The limitations of the textile recycling industry

Many see textile recycling technology as a panacea to the world’s growing apparel waste. A handful of companies, such as Econyl, Evernu, Worn Again, FABSCRAP, and HK Research Institute are developing mechanical or chemical processes to recycle textiles

The allure of technology is understandable—it represents creativity, innovation, and the future. These days, it’s seen as the answer to every problem. If it hasn’t already provided the solution, our unyielding faith in its potential leads us to believe that it will.

This may present a problem though—particularly when it comes to the fashion industry.

At this point, there are many limitations to textile recycling technologies such as:

  • The inability to separate clothes with more than two fiber types
  • The difficulty in recycling clothes with more than 5% elastane (elastic) 
  • The size of recycled natural fibers; some are not long enough or strong enough to create an entire garment 
  • The high levels of chemicals and energy needed to recycle materials 
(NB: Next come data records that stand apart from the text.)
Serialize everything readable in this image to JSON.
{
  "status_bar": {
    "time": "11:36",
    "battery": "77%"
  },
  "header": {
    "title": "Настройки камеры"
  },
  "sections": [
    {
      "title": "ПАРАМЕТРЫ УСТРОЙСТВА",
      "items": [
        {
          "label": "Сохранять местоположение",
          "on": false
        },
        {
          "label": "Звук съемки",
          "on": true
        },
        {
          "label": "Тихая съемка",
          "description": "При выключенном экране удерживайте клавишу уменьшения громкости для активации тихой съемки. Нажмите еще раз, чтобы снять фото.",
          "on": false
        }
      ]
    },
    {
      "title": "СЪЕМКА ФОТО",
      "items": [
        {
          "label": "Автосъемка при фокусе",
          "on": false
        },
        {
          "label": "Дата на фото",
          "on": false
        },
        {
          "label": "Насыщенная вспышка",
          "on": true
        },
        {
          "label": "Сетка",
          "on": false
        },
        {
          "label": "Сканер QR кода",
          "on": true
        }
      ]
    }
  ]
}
As a result, it’d be naïve of us to expect that they’ll be able to process any significant amount of discarded textiles soon. It’ll be a while before textile recycling technology can catch up to the pace at which we’re currently throwing clothes away—if ever.

Reduce fashion waste by wearing clothes longer
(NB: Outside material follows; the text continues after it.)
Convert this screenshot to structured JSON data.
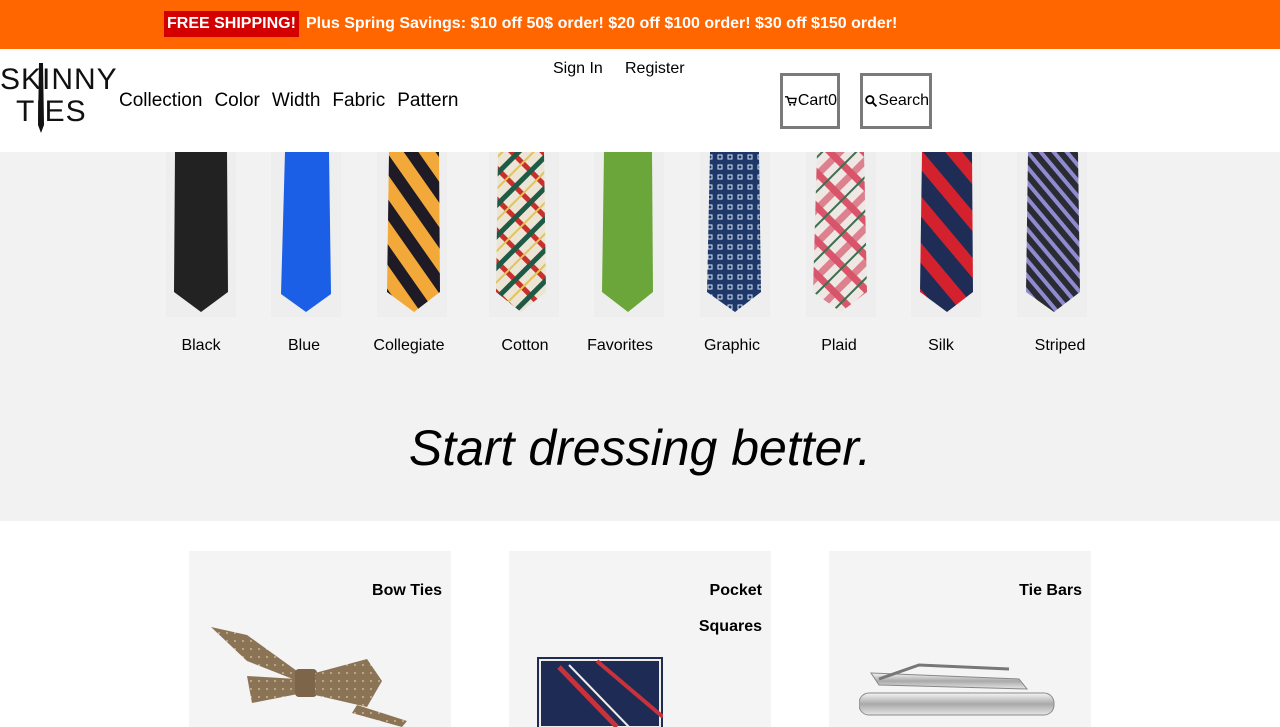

There’s immense value loss in disposing of clothes so frequently. A recent study conducted by Fibersort and the European Regional Development Fund found that approximately 64% of post-consumer textiles are re-wearable, meaning that we’re throwing out clothes well before the end of their useful life.  To give you a sense of the scale of the loss (and the size of the potential), less than 15% of the 15 million tons of used textile waste is recycled in the United States annually!

Even if textile recycling technologies were commercialized, that wouldn’t solve the number of used garments lost to downcycling and landfills each year through inefficient collection.

So what’s the answer? Purchasing fewer, higher quality clothes and wearing them longer.

As consumers, we have tremendous power to reverse these destructive trends in the fashion industry. According to the Waste & Resources Action Programme (WRAP), extending the life of clothing by an extra nine months of active use would reduce carbon, waste, and water footprints by around 20-30% each and cut resource costs by 20%.

Clothes should not have a similar lifespan as the food and beverage industry. Small changes in our behavior can change that and allow textile recycling technology to eventually catch up.

Don’t know how to shop sustainably? First, know that shopping sustainably doesn’t have to mean sacrificing style. Companies are seeking to expand their sustainable collections, so more options for fashionable sustainability are being added all the time. Another way to shop sustainably is to buy well-made products with a proven lifespan. Investing in higher quality products means you can get more wear out of it, and if you decide to donate it, those after you will also get more life out of it. When looking at the materials in your clothing, the simpler the fibers, the better. Look for clothing with natural fibers, and try to avoid the synthetic materials that release microplastics into the water. 

Fashion and Sustainability Careers

If you want to see the fashion industry lean into sustainable development, lead the change yourself! You could pursue a career in rewriting the policies that fashion producers must follow to make their companies more sustainable, or you could start your own sustainable fashion company. To learn more about your options for jobs in this field, check out a clip of Bard’s webinar on careers in sustainable fashion below!

Bard College offers several graduate programs in sustainability that will prepare you for affecting real change in the sphere of sustainable fashion. Our programs include intensive courses and a 4-6 month internship with major players in sustainability circles. 

If you’re interested in creating a sustainable fashion career, watch our full webinar featuring sustainable fashion industry experts.

Watch the Full Fashion Webinar

Samuel Brundrett is a graduate student of Bard's MBA in Sustainability